They’re the kinds of numbers that get discussed at backyard barbeques and dinner parties, where those present will inevitably scoff that prices can’t get any higher. “Surely we’re in for a crash. The heat must come out of the market sooner or later,” some might say.
And it probably will at some point, and to some extent because that’s how markets work.
If there’s a shock of some kind that shifts the supply and demand drivers, be it political or economic or social, then there could very well be a decline. There was for the last seven months of last year, on the back of rate rises, when values slipped almost everywhere.
Those losses have largely been erased, and then some, due to extraordinary demand and very limited supply, showing that the shock was relatively brief in the grand scheme of things.
Similarly, the shock of the Global Financial Crisis – a once-in-a-generation event that left the world reeling and brought major economies to a grinding halt – didn’t leave much of a lasting impact when it’s all said and done.
But there was plenty of panic, a market response, a period of instability, and then eventually some clear air.
To panic or to focus?
Let’s say you bought an investment property in the early 1990s, right before Australia experienced the “recession we had to have” and interest rates soared to an eye-watering 17 per cent.
You’d panic, right? You’d possibly be inclined to sell up and run for the hills. Or let’s say you were thinking about buying but then got spooked and sat on your hands instead.
It was a tough few years, there’s no doubt. But eventually, the economy settled down and interest rates began to drop, and supply and demand evened out a little, and national home values began to steadily lift.
Markets were well on the way up by the end of the decade, so let’s say you were about to buy an investment then… but the Asian Financial Crisis in the late 1990s and all of the economic chaos it brought scared you off.
Or maybe it was some other major event, like the September 11 terrorist attacks, an historic change in government in 2007, the GFC, major regulatory changes by the banking watchdog, political instability in the Rudd-Gillard-Rudd era, fluctuations in the commodities markets, inflation… and so on.
I think you get my point. If not, let this chart paint a thousand or more words for me.
Over that three-decade period, Australia’s housing markets have gone through six periods of growth and six periods of decline. There are undeniable cycles driven by a range of factors, but the undeniable trend is upwards.
In fact, between mid-1992 and mid-2022 when that analysis was conducted, national home prices increased by 382 per cent.
You’ve got to feel for that guy who thought the “recession we had to have” and rising interest rates were his cue to avoid real estate.
There will be plenty of economists and other experts that will provide their commentary on market direction and pricing. Even today there are conflicting headlines about price predictions rising and falling in each capital city. But taking a long-term view and buying as soon as you can afford to is a proven strategy.
Be strategic, be smart, be patient
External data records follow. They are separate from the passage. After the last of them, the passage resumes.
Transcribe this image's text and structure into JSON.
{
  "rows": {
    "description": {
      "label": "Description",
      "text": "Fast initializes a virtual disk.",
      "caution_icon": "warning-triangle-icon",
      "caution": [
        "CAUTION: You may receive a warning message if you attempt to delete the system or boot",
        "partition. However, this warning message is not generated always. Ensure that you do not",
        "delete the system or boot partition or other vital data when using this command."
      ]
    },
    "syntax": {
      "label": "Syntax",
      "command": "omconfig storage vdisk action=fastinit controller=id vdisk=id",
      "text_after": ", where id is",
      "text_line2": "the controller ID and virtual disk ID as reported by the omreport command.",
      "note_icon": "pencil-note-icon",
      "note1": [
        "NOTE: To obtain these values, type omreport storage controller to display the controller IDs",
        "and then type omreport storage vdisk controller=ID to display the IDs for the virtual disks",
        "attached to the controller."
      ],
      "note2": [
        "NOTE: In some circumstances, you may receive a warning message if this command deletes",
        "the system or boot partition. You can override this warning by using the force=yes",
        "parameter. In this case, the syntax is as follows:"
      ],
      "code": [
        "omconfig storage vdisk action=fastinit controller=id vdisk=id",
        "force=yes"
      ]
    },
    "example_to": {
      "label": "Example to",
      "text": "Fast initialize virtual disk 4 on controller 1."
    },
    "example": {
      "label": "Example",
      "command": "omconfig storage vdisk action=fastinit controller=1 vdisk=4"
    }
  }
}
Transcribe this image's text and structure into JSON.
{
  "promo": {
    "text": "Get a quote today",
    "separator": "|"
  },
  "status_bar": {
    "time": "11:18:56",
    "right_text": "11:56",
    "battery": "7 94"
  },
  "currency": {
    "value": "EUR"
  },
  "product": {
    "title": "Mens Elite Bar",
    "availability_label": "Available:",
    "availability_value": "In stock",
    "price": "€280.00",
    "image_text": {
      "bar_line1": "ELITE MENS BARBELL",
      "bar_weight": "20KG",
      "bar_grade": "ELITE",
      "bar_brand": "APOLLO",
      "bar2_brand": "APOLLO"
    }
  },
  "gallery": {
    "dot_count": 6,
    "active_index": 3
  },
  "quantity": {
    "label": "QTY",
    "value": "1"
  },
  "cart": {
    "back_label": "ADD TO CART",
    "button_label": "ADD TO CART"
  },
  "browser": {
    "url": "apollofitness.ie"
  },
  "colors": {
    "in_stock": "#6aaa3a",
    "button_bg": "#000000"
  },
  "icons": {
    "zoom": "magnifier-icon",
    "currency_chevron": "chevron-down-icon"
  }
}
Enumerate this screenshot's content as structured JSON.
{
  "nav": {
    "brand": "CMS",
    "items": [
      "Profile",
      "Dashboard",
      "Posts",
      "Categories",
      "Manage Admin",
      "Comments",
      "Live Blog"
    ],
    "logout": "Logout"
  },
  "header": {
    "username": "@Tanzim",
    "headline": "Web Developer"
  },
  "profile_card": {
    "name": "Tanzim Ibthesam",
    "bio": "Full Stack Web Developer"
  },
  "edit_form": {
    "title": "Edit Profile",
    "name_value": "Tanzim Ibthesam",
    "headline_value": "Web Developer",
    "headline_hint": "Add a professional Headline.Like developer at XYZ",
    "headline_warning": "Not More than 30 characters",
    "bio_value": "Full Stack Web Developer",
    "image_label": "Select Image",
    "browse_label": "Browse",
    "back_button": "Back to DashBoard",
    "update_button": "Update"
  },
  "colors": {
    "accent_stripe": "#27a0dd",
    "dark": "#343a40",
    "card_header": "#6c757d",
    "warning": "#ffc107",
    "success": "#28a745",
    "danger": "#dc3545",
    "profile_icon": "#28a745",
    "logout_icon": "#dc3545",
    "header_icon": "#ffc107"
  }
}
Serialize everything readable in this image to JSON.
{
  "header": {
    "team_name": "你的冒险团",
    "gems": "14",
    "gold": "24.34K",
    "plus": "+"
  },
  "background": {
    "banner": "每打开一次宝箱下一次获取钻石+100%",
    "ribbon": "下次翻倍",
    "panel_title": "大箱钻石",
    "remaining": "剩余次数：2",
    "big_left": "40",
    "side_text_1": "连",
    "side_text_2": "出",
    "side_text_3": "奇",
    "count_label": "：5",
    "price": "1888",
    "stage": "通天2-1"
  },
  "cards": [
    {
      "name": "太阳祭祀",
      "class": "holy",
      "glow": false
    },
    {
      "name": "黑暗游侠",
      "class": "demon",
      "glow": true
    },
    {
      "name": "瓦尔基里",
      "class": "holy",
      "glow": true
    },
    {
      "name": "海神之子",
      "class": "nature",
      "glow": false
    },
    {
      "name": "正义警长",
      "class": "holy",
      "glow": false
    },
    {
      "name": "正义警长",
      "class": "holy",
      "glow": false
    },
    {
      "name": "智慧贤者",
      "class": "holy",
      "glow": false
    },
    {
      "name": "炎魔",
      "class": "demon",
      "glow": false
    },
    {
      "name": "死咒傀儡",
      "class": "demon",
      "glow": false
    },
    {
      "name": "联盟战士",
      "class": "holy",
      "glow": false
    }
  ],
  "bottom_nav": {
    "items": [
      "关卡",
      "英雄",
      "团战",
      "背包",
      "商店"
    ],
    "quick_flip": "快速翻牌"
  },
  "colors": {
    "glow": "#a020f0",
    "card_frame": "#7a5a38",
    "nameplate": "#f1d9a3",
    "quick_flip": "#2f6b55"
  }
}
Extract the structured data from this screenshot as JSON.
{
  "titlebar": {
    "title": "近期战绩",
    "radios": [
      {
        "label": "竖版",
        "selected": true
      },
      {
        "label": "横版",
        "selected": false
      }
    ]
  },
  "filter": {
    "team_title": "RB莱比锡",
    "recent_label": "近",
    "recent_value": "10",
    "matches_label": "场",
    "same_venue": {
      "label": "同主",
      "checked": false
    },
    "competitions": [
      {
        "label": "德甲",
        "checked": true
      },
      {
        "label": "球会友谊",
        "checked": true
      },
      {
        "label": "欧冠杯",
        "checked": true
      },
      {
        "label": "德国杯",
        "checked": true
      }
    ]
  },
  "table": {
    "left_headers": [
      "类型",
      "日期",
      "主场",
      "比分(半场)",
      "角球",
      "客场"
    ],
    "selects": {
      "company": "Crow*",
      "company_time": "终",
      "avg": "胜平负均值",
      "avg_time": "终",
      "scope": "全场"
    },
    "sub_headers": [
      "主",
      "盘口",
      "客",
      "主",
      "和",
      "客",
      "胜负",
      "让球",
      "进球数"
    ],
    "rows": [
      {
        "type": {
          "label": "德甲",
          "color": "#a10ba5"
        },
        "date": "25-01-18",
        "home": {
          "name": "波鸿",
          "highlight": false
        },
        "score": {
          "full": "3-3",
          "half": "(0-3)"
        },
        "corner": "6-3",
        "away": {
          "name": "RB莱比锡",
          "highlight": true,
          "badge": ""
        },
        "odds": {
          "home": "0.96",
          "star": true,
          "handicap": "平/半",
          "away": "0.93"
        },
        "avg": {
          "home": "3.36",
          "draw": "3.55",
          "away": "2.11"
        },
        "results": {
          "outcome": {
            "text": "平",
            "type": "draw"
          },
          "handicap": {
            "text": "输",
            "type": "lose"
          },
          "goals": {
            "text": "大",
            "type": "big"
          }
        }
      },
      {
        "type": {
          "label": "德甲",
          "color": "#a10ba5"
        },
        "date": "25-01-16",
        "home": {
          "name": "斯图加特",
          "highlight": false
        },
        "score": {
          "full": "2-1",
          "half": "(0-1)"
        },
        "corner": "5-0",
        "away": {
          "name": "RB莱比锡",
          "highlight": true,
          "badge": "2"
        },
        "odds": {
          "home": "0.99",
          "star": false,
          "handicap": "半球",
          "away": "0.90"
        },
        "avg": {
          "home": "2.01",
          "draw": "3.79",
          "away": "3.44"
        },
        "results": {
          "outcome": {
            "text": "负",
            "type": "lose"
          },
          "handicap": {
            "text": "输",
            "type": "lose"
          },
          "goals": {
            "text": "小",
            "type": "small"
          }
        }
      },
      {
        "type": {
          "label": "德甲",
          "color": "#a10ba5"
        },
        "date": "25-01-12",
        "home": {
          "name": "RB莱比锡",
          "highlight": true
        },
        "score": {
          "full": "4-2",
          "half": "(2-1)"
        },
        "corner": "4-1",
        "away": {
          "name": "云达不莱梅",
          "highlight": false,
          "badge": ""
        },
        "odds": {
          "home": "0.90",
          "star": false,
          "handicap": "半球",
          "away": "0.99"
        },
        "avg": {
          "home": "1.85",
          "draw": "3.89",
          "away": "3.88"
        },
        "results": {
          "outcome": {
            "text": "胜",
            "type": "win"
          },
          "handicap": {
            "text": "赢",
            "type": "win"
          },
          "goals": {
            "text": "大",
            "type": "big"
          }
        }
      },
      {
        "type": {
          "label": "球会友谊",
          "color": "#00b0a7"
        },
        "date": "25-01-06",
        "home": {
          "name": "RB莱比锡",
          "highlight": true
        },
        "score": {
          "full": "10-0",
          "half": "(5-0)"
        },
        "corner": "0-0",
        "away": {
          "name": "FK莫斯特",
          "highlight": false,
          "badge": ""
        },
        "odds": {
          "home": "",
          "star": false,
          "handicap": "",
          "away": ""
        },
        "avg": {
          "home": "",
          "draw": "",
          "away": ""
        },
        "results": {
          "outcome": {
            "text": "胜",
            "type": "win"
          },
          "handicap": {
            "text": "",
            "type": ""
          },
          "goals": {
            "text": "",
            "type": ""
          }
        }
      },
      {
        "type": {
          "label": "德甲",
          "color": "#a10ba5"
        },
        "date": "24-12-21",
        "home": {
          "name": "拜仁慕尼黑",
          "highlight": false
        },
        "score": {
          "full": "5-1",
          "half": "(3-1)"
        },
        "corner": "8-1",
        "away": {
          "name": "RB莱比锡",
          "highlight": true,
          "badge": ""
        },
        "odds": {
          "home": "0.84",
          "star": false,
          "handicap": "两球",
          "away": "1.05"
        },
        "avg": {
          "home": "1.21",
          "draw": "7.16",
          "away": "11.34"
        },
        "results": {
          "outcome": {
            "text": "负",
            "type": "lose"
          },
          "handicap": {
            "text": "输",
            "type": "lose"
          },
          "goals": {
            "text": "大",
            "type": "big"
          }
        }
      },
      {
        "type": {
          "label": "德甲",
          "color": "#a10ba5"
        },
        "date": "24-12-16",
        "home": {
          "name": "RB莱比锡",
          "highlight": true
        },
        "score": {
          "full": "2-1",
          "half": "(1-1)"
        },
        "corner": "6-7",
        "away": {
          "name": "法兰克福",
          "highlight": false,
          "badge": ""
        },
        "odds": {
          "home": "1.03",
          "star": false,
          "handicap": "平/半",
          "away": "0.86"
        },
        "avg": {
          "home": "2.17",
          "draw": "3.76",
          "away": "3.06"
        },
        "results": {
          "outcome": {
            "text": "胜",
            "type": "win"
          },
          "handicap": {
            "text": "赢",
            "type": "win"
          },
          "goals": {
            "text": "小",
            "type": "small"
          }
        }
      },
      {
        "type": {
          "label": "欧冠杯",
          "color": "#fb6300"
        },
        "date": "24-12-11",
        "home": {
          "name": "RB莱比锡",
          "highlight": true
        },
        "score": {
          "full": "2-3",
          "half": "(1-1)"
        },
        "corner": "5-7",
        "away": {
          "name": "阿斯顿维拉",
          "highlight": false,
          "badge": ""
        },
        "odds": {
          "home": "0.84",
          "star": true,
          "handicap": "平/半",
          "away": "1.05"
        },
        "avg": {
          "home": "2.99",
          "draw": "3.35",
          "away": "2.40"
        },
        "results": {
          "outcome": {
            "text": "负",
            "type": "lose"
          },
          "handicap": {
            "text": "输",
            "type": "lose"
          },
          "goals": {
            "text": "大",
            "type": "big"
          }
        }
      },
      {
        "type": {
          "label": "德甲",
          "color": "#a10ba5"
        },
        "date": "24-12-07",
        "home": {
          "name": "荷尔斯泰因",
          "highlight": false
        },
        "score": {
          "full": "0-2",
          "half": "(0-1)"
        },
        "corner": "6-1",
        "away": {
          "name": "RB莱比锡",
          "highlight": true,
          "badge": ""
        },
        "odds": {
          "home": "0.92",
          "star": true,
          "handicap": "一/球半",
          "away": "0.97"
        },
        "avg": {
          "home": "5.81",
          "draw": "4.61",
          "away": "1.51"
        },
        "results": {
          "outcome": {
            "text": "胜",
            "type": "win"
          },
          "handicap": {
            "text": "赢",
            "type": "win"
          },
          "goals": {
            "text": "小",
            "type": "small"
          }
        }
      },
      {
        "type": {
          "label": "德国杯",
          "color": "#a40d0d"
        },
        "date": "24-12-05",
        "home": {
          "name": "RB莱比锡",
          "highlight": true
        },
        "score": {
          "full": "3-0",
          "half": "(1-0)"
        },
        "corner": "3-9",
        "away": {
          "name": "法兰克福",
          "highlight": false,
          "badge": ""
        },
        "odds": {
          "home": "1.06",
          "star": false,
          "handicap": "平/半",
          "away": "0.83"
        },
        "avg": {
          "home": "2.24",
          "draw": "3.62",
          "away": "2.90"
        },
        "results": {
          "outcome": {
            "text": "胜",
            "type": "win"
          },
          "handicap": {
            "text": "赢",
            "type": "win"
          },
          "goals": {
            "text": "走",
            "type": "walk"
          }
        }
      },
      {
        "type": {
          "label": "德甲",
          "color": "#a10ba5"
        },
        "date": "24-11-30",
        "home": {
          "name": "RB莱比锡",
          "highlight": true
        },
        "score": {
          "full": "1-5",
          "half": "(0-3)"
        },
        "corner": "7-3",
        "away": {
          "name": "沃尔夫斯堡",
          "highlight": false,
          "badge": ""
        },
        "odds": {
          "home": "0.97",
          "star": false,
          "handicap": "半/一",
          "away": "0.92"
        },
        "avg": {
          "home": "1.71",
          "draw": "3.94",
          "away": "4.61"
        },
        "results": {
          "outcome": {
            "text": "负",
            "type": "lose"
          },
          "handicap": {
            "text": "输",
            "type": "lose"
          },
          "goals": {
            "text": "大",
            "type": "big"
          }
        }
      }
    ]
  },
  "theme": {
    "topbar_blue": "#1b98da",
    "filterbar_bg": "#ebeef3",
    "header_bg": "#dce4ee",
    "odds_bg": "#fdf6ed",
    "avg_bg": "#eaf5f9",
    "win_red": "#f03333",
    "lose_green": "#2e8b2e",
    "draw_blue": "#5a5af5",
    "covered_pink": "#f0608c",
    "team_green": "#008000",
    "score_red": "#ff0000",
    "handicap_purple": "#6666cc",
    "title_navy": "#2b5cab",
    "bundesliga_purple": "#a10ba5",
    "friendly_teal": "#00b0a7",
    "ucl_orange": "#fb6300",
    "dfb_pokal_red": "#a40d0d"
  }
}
There are a few reasons to feel uncertain at the moment, there’s no denying it. But my point is that uncertainty is ever-present, and if you’re in real estate for the long haul, then it doesn’t really matter.
If you’re strategic about your investing, if you’re informed about markets and your personal situation, and if you’re prepared to play a long-term game, then history shows time and time again that the only way is up.
Keep your eyes on where you’re heading and don’t be sidetracked by shortcuts or storm clouds.
To have one of the friendly Propertybuyer Buyers' Agents to contact you:
call us on 1300 655 615 today.